[WHAT IS BEING ASKED]: Work through the records below and copy every line that includes "full".

[EXTRACTED DATA]:
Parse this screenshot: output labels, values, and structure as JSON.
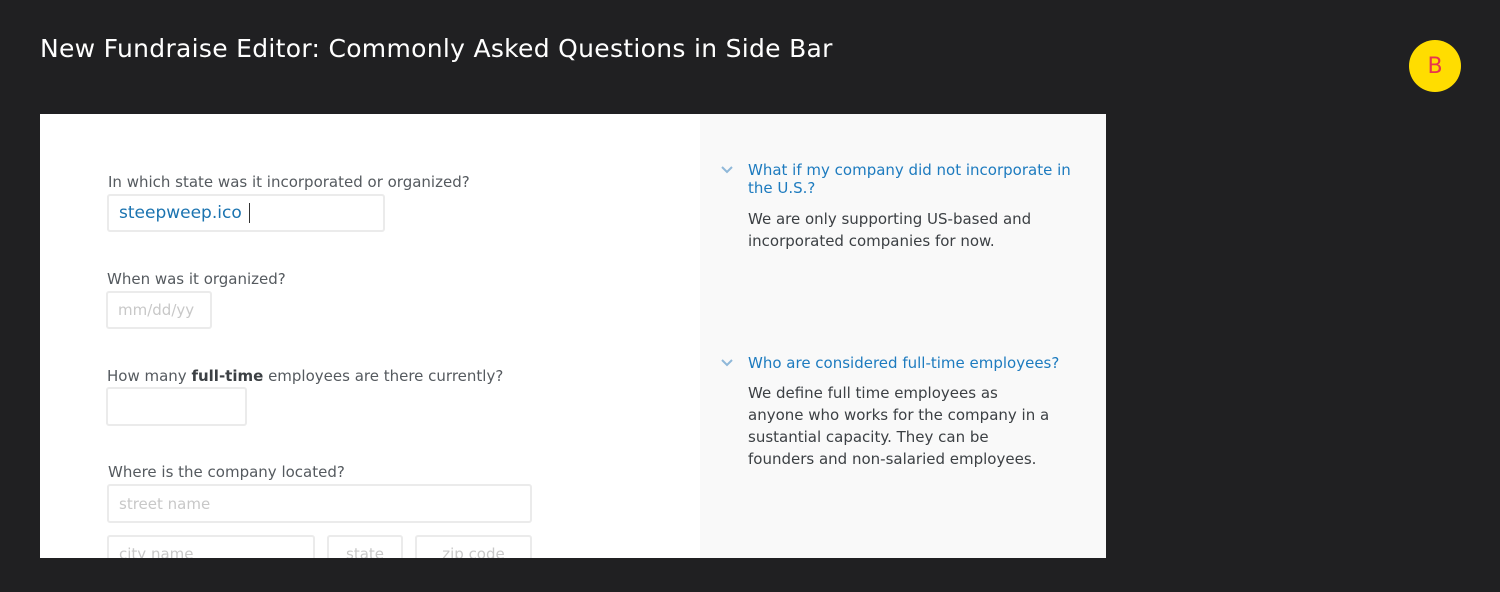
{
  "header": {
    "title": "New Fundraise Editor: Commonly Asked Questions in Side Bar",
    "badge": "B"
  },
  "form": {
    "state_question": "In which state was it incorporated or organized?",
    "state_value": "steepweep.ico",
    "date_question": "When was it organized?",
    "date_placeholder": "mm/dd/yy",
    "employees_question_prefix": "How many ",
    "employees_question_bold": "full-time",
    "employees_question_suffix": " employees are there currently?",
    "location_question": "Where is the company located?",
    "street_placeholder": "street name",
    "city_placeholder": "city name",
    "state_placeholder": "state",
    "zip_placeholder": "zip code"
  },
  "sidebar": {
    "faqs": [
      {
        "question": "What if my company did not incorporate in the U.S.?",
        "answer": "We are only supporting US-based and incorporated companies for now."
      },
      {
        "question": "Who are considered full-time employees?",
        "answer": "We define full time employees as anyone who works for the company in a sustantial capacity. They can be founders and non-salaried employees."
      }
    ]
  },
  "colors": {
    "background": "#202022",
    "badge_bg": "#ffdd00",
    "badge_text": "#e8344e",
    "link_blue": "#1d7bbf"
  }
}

[RESULT]:
    "employees_question_bold": "full-time",
        "question": "Who are considered full-time employees?",
        "answer": "We define full time employees as anyone who works for the company in a sustantial capacity. They can be founders and non-salaried employees."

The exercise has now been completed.